To much dating as a teen
Certainly, the context in which we consider this emotion matters: I love to read; I love Chinese food; I love my mother. The Merriam-Webster Dictionary lists various definitions: “a feeling of strong or constant affection for a person”; “attraction that includes sexual desire”; and “the strong affection felt by people who have a romantic relationship.” But do any of these descriptions really answer our question?
To be clear, I am interested in how we develop and pursue the takes-my-breath-away, euphoric, romantic love that is so sought after. As children, we experience love in the form of unconditional care and affection from our parents.
My two daughters and I were watching a movie the other night called Wedding Crashers (we’re all suckers for rom-coms), and we heard Owen Wilson say, “True love is the soul’s recognition of its counterpoint in another” . That is indeed love, but does that concept somehow shift as we get older?
When we become teens, is one form replaced by another, or is it the same construct on some blissfully complicated continuum?
In fact, love is such an important construct that researchers have studied it for years, investigating the different types, taxonomies, and styles, as well as how to keep it once you’ve finally found that elusive and magical potion.
So, the next time you cringe at the prospect of your teen dating and possibly even becoming romantically involved or falling head-over-heels in love with another teen, remember that it is yet another way for him to grow and develop into the well-rounded, caring person you want him to be, particularly in the context of long-term, loving relationships.

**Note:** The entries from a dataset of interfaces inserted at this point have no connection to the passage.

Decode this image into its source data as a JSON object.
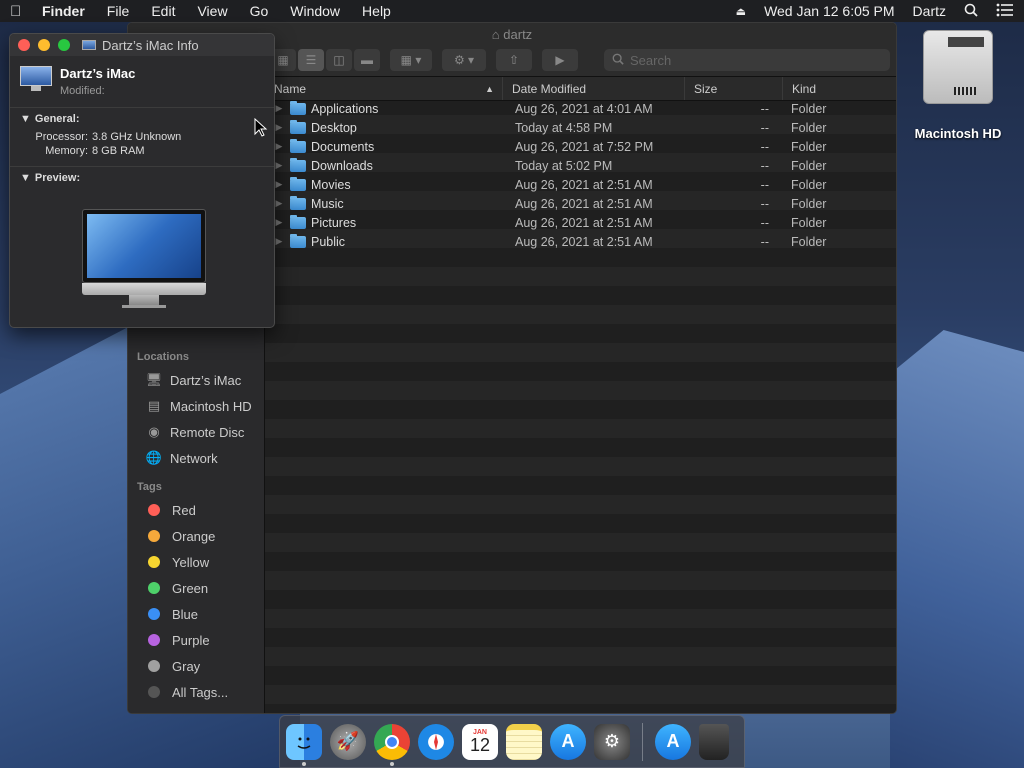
{
  "menubar": {
    "app": "Finder",
    "items": [
      "File",
      "Edit",
      "View",
      "Go",
      "Window",
      "Help"
    ],
    "datetime": "Wed Jan 12  6:05 PM",
    "user": "Dartz"
  },
  "desktop": {
    "drive_label": "Macintosh HD"
  },
  "finder": {
    "title": "dartz",
    "search_placeholder": "Search",
    "sidebar": {
      "locations_header": "Locations",
      "locations": [
        {
          "label": "Dartz’s iMac",
          "icon": "imac-icon"
        },
        {
          "label": "Macintosh HD",
          "icon": "hard-drive-icon"
        },
        {
          "label": "Remote Disc",
          "icon": "disc-icon"
        },
        {
          "label": "Network",
          "icon": "network-icon"
        }
      ],
      "tags_header": "Tags",
      "tags": [
        {
          "label": "Red",
          "color": "#ff5f57"
        },
        {
          "label": "Orange",
          "color": "#f6a93b"
        },
        {
          "label": "Yellow",
          "color": "#f6d530"
        },
        {
          "label": "Green",
          "color": "#4ed06a"
        },
        {
          "label": "Blue",
          "color": "#3a8ff5"
        },
        {
          "label": "Purple",
          "color": "#b763e0"
        },
        {
          "label": "Gray",
          "color": "#a0a0a0"
        },
        {
          "label": "All Tags...",
          "color": "#555555"
        }
      ]
    },
    "columns": {
      "name": "Name",
      "date": "Date Modified",
      "size": "Size",
      "kind": "Kind"
    },
    "rows": [
      {
        "name": "Applications",
        "date": "Aug 26, 2021 at 4:01 AM",
        "size": "--",
        "kind": "Folder"
      },
      {
        "name": "Desktop",
        "date": "Today at 4:58 PM",
        "size": "--",
        "kind": "Folder"
      },
      {
        "name": "Documents",
        "date": "Aug 26, 2021 at 7:52 PM",
        "size": "--",
        "kind": "Folder"
      },
      {
        "name": "Downloads",
        "date": "Today at 5:02 PM",
        "size": "--",
        "kind": "Folder"
      },
      {
        "name": "Movies",
        "date": "Aug 26, 2021 at 2:51 AM",
        "size": "--",
        "kind": "Folder"
      },
      {
        "name": "Music",
        "date": "Aug 26, 2021 at 2:51 AM",
        "size": "--",
        "kind": "Folder"
      },
      {
        "name": "Pictures",
        "date": "Aug 26, 2021 at 2:51 AM",
        "size": "--",
        "kind": "Folder"
      },
      {
        "name": "Public",
        "date": "Aug 26, 2021 at 2:51 AM",
        "size": "--",
        "kind": "Folder"
      }
    ]
  },
  "info_window": {
    "title": "Dartz’s iMac Info",
    "name": "Dartz’s iMac",
    "modified_label": "Modified:",
    "general_header": "General:",
    "processor_label": "Processor:",
    "processor_value": "3.8 GHz Unknown",
    "memory_label": "Memory:",
    "memory_value": "8 GB RAM",
    "preview_header": "Preview:"
  },
  "calendar_icon": {
    "month": "JAN",
    "day": "12"
  },
  "dock": {
    "apps": [
      "finder-icon",
      "launchpad-icon",
      "chrome-icon",
      "safari-icon",
      "calendar-icon",
      "notes-icon",
      "app-store-icon",
      "system-preferences-icon",
      "app-store-icon",
      "trash-icon"
    ]
  }
}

Romantic love is basically intimacy with the added bonus of sexual attraction and passionate commitment—the beautiful sexual icing on the delicious intimacy cake, if you will.